A lawyer-applicant would be eligible for admission on motion in a new state if the lawyer: were admitted to practice in any jurisdiction; held a JD or LLB degree from an ABA-accredited law school; had been primarily engaged in active practice for five of the seven years preceding the date of the application; submitted evidence of a passing score on the Multistate Professional Responsibility Examination (MPRE); established membership in good standing in all states of admission; were not currently subject to discipline or the object of a pending disciplinary matter in any other jurisdiction; demonstrated the character and fitness required for practice in the new jurisdiction; and designated the Clerk of the jurisdiction’s highest court for service of process.
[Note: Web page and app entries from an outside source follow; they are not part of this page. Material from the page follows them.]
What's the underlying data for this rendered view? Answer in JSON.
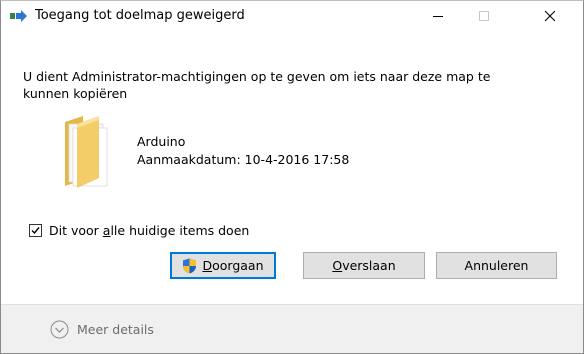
{
  "titlebar": {
    "title": "Toegang tot doelmap geweigerd"
  },
  "message": {
    "line1": "U dient Administrator-machtigingen op te geven om iets naar deze map te",
    "line2": "kunnen kopiëren"
  },
  "item": {
    "icon": "folder-icon",
    "name": "Arduino",
    "created": "Aanmaakdatum: 10-4-2016 17:58"
  },
  "checkbox": {
    "checked": true,
    "label_before": "Dit voor ",
    "label_accel": "a",
    "label_after": "lle huidige items doen"
  },
  "buttons": {
    "continue": {
      "accel": "D",
      "rest": "oorgaan",
      "icon": "uac-shield-icon"
    },
    "skip": {
      "accel": "O",
      "rest": "verslaan"
    },
    "cancel": {
      "label": "Annuleren"
    }
  },
  "footer": {
    "details_label": "Meer details"
  },
  "colors": {
    "accent": "#0078d7",
    "footer_bg": "#f0f0f0",
    "button_bg": "#e1e1e1",
    "muted_text": "#6d6d6d"
  }
}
The Rule defines “active practice” to include the practice of private-client law, service with a government agency, teaching, service as judge or law clerk and employment as corporate counsel. An applicant who had failed the bar exam in the new jurisdiction within five years of the date of application would not be eligible for admission on motion.
The Commission recommends that the ABA encourage the states to adopt the Model Rule for the Licensing of Legal Consultants. A “legal consultant” is a foreign lawyer, i.e., “a member in good standing of a recognized legal profession in a foreign country, the members of which are admitted to practice as attorneys or counselors of law…and are subject to effective regulation and discipline by a duly constituted professional body or public authority.”
The Rule enables a foreign lawyer to be recognized as a licensed legal consultant and to render limited legal services, not including court appearances, real estate transactions, or the preparation of wills.
The Commission recommends that the ABA adopt the proposed Model Rule for Temporary Practice by Foreign Lawyers.
This Rule would enable lawyers admitted and in good-standing in non-U.S. jurisdictions to perform services “on a temporary basis” within the U.S., provided the services were undertaken in association with a lawyer admitted within the jurisdiction who participated actively in the matter, or in other limited circumstances.
Lazar Emanuel is the publisher of NYPRR.
DISCLAIMER: This article provides general coverage of its subject area and is presented to the reader for informational purposes only with the understanding that the laws governing legal ethics and professional responsibility are always changing. The information in this article is not a substitute for legal advice and may not be suitable in a particular situation. Consult your attorney for legal advice. New York Legal Ethics Reporter provides this article with the understanding that neither New York Legal Ethics Reporter LLC, nor Frankfurt Kurnit Klein & Selz, nor Hofstra University, nor their representatives, nor any of the authors are engaged herein in rendering legal advice. New York Legal Ethics Reporter LLC, Frankfurt Kurnit Klein & Selz, Hofstra University, their representatives, and the authors shall not be liable for any damages resulting from any error, inaccuracy, or omission.